The village of Apiranthos, or t’Aperathou in local dialect, is built at the foot of Mt. Fanari, at 600m above sea level and 28km from main town Chora on Naxos.
Venetian towers, pretty, old two-storey houses, marble paved alleys with arches above them, picturesque squares and the poetic disposition of Apiranthians combine to create a rare atmosphere in the Cycladic islands.
Its inhabitants are considered to have largely come from other areas (e.g. Crete, Asia Minor) and Apiranthos’ local language idiom, mores and customs are quite distinct from other Naxos villages.
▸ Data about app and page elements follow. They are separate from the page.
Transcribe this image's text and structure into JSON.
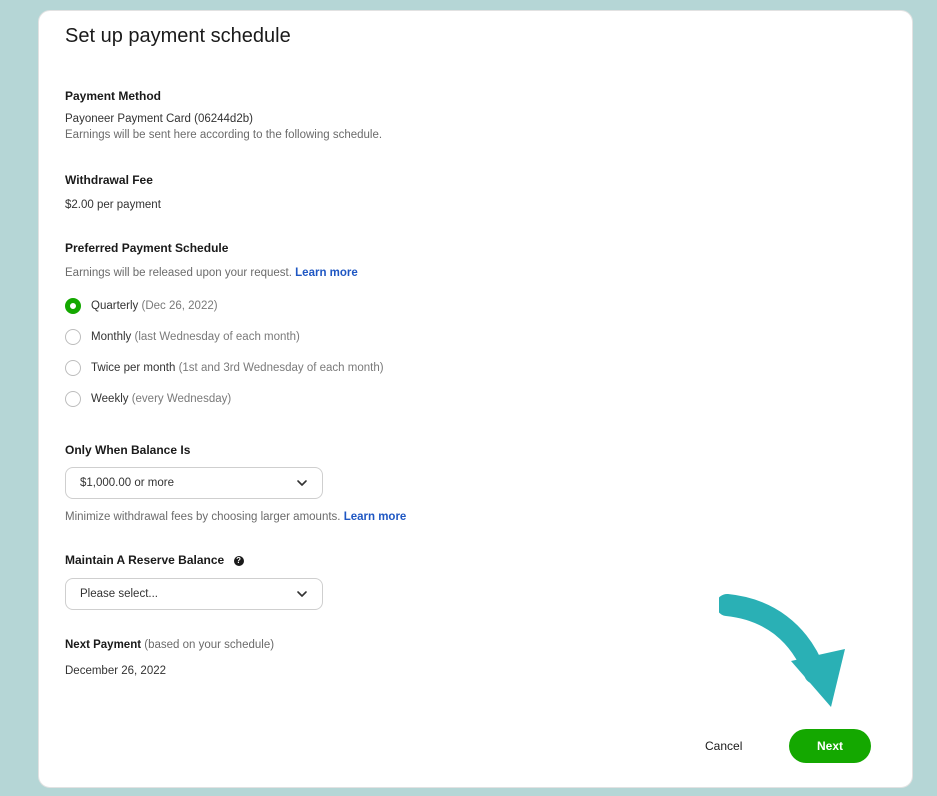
{
  "title": "Set up payment schedule",
  "payment_method": {
    "label": "Payment Method",
    "value": "Payoneer Payment Card (06244d2b)",
    "note": "Earnings will be sent here according to the following schedule."
  },
  "withdrawal_fee": {
    "label": "Withdrawal Fee",
    "value": "$2.00 per payment"
  },
  "schedule": {
    "label": "Preferred Payment Schedule",
    "note": "Earnings will be released upon your request.",
    "learn_more": "Learn more",
    "options": [
      {
        "name": "Quarterly",
        "detail": "(Dec 26, 2022)",
        "checked": true
      },
      {
        "name": "Monthly",
        "detail": "(last Wednesday of each month)",
        "checked": false
      },
      {
        "name": "Twice per month",
        "detail": "(1st and 3rd Wednesday of each month)",
        "checked": false
      },
      {
        "name": "Weekly",
        "detail": "(every Wednesday)",
        "checked": false
      }
    ]
  },
  "balance": {
    "label": "Only When Balance Is",
    "selected": "$1,000.00 or more",
    "note": "Minimize withdrawal fees by choosing larger amounts.",
    "learn_more": "Learn more"
  },
  "reserve": {
    "label": "Maintain A Reserve Balance",
    "info_icon_glyph": "?",
    "placeholder": "Please select..."
  },
  "next_payment": {
    "label": "Next Payment",
    "label_suffix": "(based on your schedule)",
    "value": "December 26, 2022"
  },
  "actions": {
    "cancel": "Cancel",
    "next": "Next"
  },
  "colors": {
    "accent": "#14a800",
    "link": "#1f57c3",
    "arrow": "#2ab0b5",
    "frame": "#b5d6d6"
  },
  "icons": [
    "chevron-down-icon",
    "info-icon",
    "radio-icon",
    "arrow-pointer-icon"
  ]
}
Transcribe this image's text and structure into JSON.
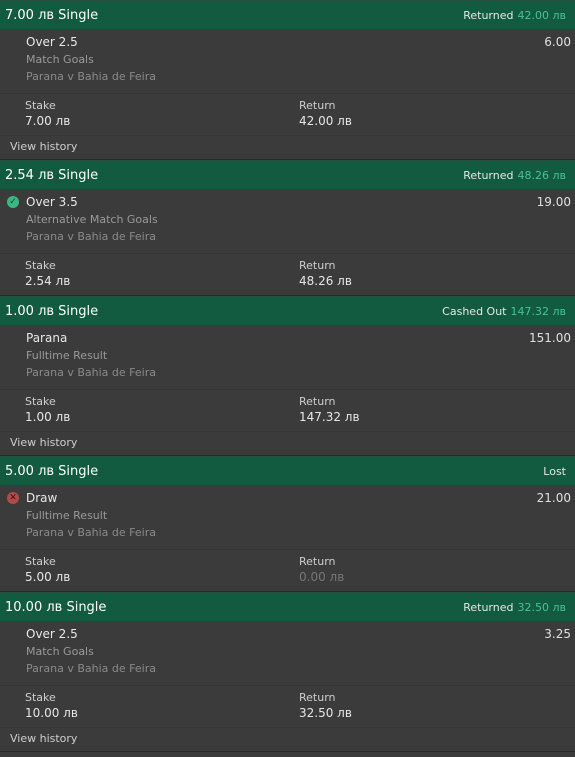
{
  "labels": {
    "stake": "Stake",
    "return": "Return",
    "view_history": "View history",
    "view_history_partial": "View history"
  },
  "bets": [
    {
      "title": "7.00 лв Single",
      "status": "Returned",
      "status_amount": "42.00 лв",
      "selection": "Over 2.5",
      "market": "Match Goals",
      "event": "Parana v Bahia de Feira",
      "odds": "6.00",
      "stake": "7.00 лв",
      "return": "42.00 лв"
    },
    {
      "title": "2.54 лв Single",
      "status": "Returned",
      "status_amount": "48.26 лв",
      "selection": "Over 3.5",
      "market": "Alternative Match Goals",
      "event": "Parana v Bahia de Feira",
      "odds": "19.00",
      "stake": "2.54 лв",
      "return": "48.26 лв"
    },
    {
      "title": "1.00 лв Single",
      "status": "Cashed Out",
      "status_amount": "147.32 лв",
      "selection": "Parana",
      "market": "Fulltime Result",
      "event": "Parana v Bahia de Feira",
      "odds": "151.00",
      "stake": "1.00 лв",
      "return": "147.32 лв"
    },
    {
      "title": "5.00 лв Single",
      "status": "Lost",
      "status_amount": "",
      "selection": "Draw",
      "market": "Fulltime Result",
      "event": "Parana v Bahia de Feira",
      "odds": "21.00",
      "stake": "5.00 лв",
      "return": "0.00 лв"
    },
    {
      "title": "10.00 лв Single",
      "status": "Returned",
      "status_amount": "32.50 лв",
      "selection": "Over 2.5",
      "market": "Match Goals",
      "event": "Parana v Bahia de Feira",
      "odds": "3.25",
      "stake": "10.00 лв",
      "return": "32.50 лв"
    }
  ],
  "icons": {
    "won": "check-circle-icon",
    "lost": "x-circle-icon"
  },
  "colors": {
    "header_bg": "#135b40",
    "amount_green": "#46c296",
    "won_icon": "#3bb784",
    "lost_icon": "#b34a4a"
  }
}
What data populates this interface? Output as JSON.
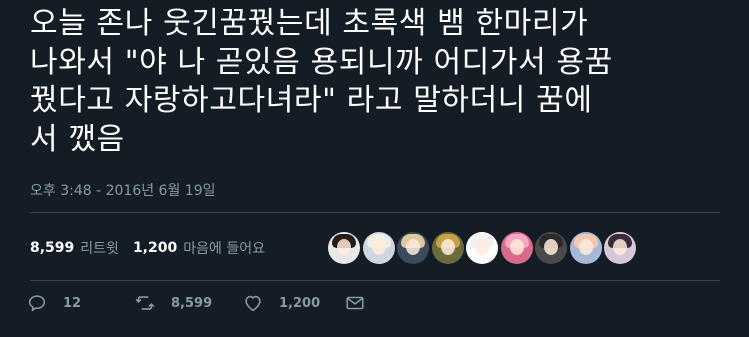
{
  "tweet": {
    "text_lines": [
      "오늘 존나 웃긴꿈꿨는데 초록색 뱀 한마리가",
      "나와서 \"야 나 곧있음 용되니까 어디가서 용꿈",
      "꿨다고 자랑하고다녀라\" 라고 말하더니 꿈에",
      "서 깼음"
    ],
    "timestamp": "오후 3:48 - 2016년 6월 19일"
  },
  "stats": {
    "retweets_count": "8,599",
    "retweets_label": "리트윗",
    "likes_count": "1,200",
    "likes_label": "마음에 들어요"
  },
  "liker_avatars": [
    {
      "bg": "#e8e8e8",
      "hair": "#2a1a14"
    },
    {
      "bg": "#cfd6e0",
      "hair": "#f1efe9"
    },
    {
      "bg": "#3d4a5c",
      "hair": "#e0c8a0"
    },
    {
      "bg": "#6b6a3a",
      "hair": "#c8a24a"
    },
    {
      "bg": "#ffffff",
      "hair": "#f2f2f2"
    },
    {
      "bg": "#d86a8a",
      "hair": "#f0a8c4"
    },
    {
      "bg": "#4a4a4a",
      "hair": "#2a2a2a"
    },
    {
      "bg": "#a7b9d4",
      "hair": "#f4c8b0"
    },
    {
      "bg": "#d8c7d8",
      "hair": "#3a2a3a"
    }
  ],
  "actions": {
    "reply_count": "12",
    "retweet_count": "8,599",
    "like_count": "1,200",
    "icons": [
      "reply-icon",
      "retweet-icon",
      "like-icon",
      "direct-message-icon"
    ]
  },
  "colors": {
    "background": "#141d26",
    "text": "#ffffff",
    "muted": "#8899a6",
    "divider": "#38444d"
  }
}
This small but particularly energetic community has developed while keeping its local color largely unaltered, its Nikos N. Glezos library is the largest in the Cyclades, and it features a few very interesting museums and a women’s weaving cooperative.
The entrance to the village features the impressive Zevgolis Tower (17th century), built on a rock. It is also the starting point for a tour of the marble-strewn alleyways, before you end at the square with the cafes.
The Church of Panagia Aperathitissa, built in the 18th century, has an imposing presence in the main street. Apiranthos has a number of very interesting museums.
The Archaeological Museum mainly hosts finds of the Proto-Cycladic period, the Geological Museumfeatures some rare and unique items among its approximately 2,000 exhibits, the Natural History Museumincludes a collection of the area’s fauna, flora and a small aquarium, while the Folklore Museum displays traditional fabrics, embroidery and tools. Also, not be missed is the small Aegean Children’s Art Museum, which deals with children’s relationship with toys and more, from antiquity to modern times.
It is also worth visiting the Church of Agia Kyriaki, which dates to the period of Iconoclasm (9th century) and is one of the most important Christian monuments in the Balkans.